Dataset excerpts:
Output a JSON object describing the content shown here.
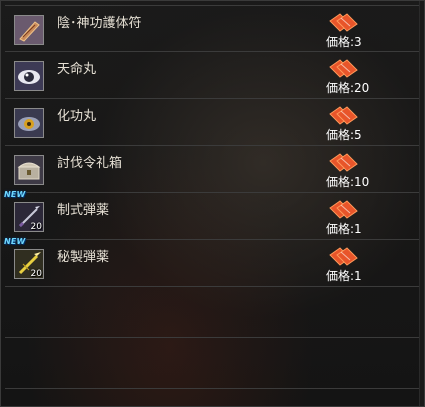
{
  "shop": {
    "price_prefix": "価格:",
    "items": [
      {
        "name": "陰･神功護体符",
        "price": "価格:3",
        "qty": "",
        "new": "",
        "icon": "talisman-icon"
      },
      {
        "name": "天命丸",
        "price": "価格:20",
        "qty": "",
        "new": "",
        "icon": "eye-pill-icon"
      },
      {
        "name": "化功丸",
        "price": "価格:5",
        "qty": "",
        "new": "",
        "icon": "golden-eye-pill-icon"
      },
      {
        "name": "討伐令礼箱",
        "price": "価格:10",
        "qty": "",
        "new": "",
        "icon": "chest-icon"
      },
      {
        "name": "制式弾薬",
        "price": "価格:1",
        "qty": "20",
        "new": "NEW",
        "icon": "dart-icon"
      },
      {
        "name": "秘製弾薬",
        "price": "価格:1",
        "qty": "20",
        "new": "NEW",
        "icon": "golden-dart-icon"
      }
    ],
    "currency_icon": "ticket-icon",
    "colors": {
      "item_name": "#e6e0d4",
      "price": "#ffffff",
      "new_badge": "#6fd8ff",
      "ticket": "#e8552a"
    }
  }
}
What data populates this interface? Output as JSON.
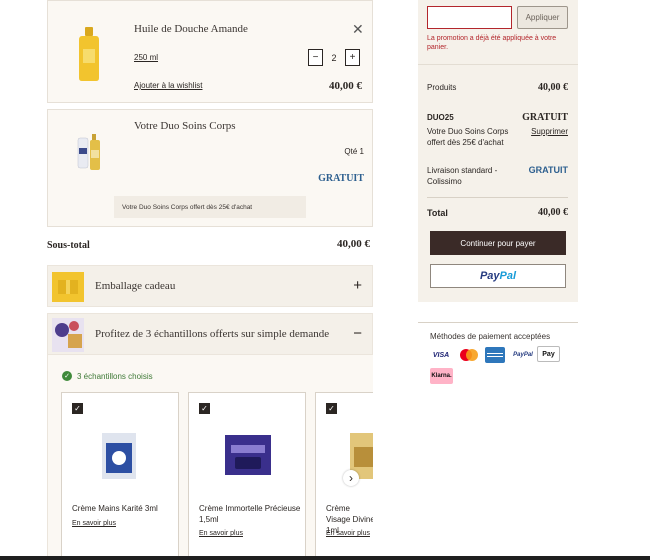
{
  "cart": {
    "item1": {
      "name": "Huile de Douche Amande",
      "size": "250 ml",
      "qty": "2",
      "minus": "−",
      "plus": "+",
      "wishlist": "Ajouter à la wishlist",
      "price": "40,00 €",
      "close": "✕"
    },
    "item2": {
      "name": "Votre Duo Soins Corps",
      "qty_label": "Qté 1",
      "price": "GRATUIT",
      "note": "Votre Duo Soins Corps offert dès 25€ d'achat"
    },
    "subtotal_label": "Sous-total",
    "subtotal_value": "40,00 €",
    "gift_wrap": {
      "label": "Emballage cadeau",
      "toggle": "+"
    },
    "samples": {
      "label": "Profitez de 3 échantillons offerts sur simple demande",
      "toggle": "−",
      "chosen": "3 échantillons choisis",
      "items": [
        {
          "name": "Crème Mains Karité 3ml",
          "link": "En savoir plus"
        },
        {
          "name": "Crème Immortelle Précieuse 1,5ml",
          "link": "En savoir plus"
        },
        {
          "name": "Crème Visage Divine 1ml",
          "link": "En savoir plus"
        }
      ],
      "next": "›"
    }
  },
  "summary": {
    "promo_placeholder": "",
    "apply_label": "Appliquer",
    "promo_error": "La promotion a déjà été appliquée à votre panier.",
    "produits_label": "Produits",
    "produits_value": "40,00 €",
    "promo_code": "DUO25",
    "promo_value": "GRATUIT",
    "promo_desc": "Votre Duo Soins Corps offert dès 25€ d'achat",
    "promo_remove": "Supprimer",
    "shipping_label": "Livraison standard - Colissimo",
    "shipping_value": "GRATUIT",
    "total_label": "Total",
    "total_value": "40,00 €",
    "continue_label": "Continuer pour payer",
    "paypal_pay": "Pay",
    "paypal_pal": "Pal"
  },
  "payment": {
    "title": "Méthodes de paiement acceptées",
    "methods": [
      "VISA",
      "Mastercard",
      "AMEX",
      "PayPal",
      "Apple Pay",
      "Klarna."
    ],
    "visa": "VISA",
    "paypal_small": "PayPal",
    "applepay": " Pay",
    "klarna": "Klarna."
  },
  "colors": {
    "primary_dark": "#3a2a27",
    "free_blue": "#2d5f8f",
    "error_red": "#b3262c",
    "panel_bg": "#f5f1ea"
  }
}
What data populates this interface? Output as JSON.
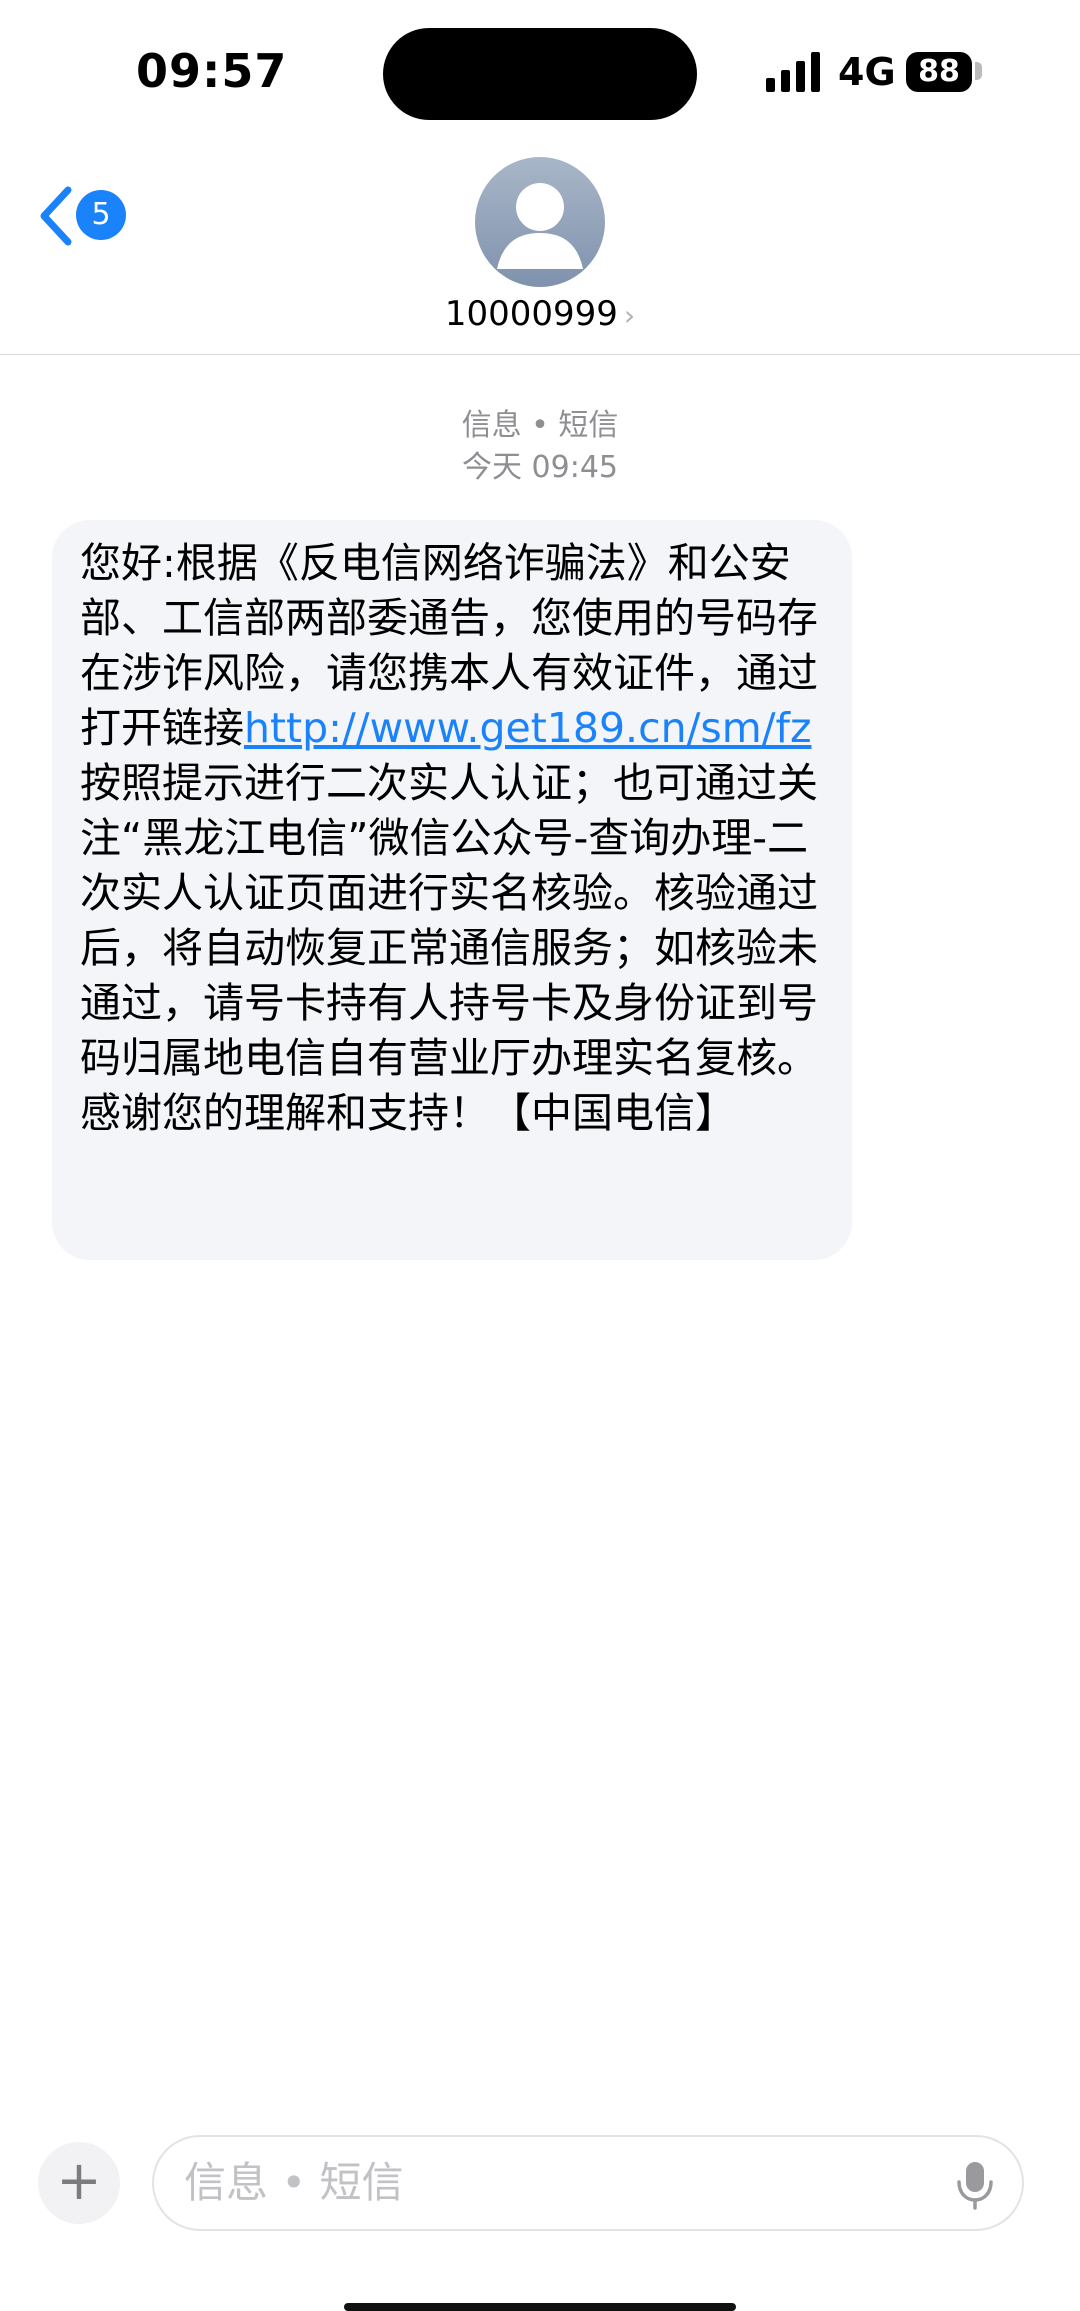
{
  "status_bar": {
    "time": "09:57",
    "network": "4G",
    "battery": "88"
  },
  "header": {
    "back_badge": "5",
    "contact_name": "10000999",
    "contact_chevron": "›"
  },
  "meta": {
    "service": "信息 • 短信",
    "timestamp": "今天 09:45"
  },
  "message": {
    "text_before_link": "您好:根据《反电信网络诈骗法》和公安部、工信部两部委通告，您使用的号码存在涉诈风险，请您携本人有效证件，通过打开链接",
    "link": "http://www.get189.cn/sm/fz",
    "text_after_link": " 按照提示进行二次实人认证；也可通过关注“黑龙江电信”微信公众号-查询办理-二次实人认证页面进行实名核验。核验通过后，将自动恢复正常通信服务；如核验未通过，请号卡持有人持号卡及身份证到号码归属地电信自有营业厅办理实名复核。感谢您的理解和支持！【中国电信】"
  },
  "composer": {
    "plus_label": "+",
    "placeholder": "信息 • 短信"
  },
  "icons": [
    "signal-icon",
    "battery-icon",
    "back-chevron-icon",
    "avatar-person-icon",
    "plus-icon",
    "mic-icon"
  ],
  "colors": {
    "accent": "#1a82fb",
    "bubble": "#f4f5f9",
    "meta_text": "#8e8e93"
  }
}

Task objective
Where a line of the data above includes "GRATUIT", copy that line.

Result below
      "price": "GRATUIT",
    "promo_value": "GRATUIT",
    "shipping_value": "GRATUIT",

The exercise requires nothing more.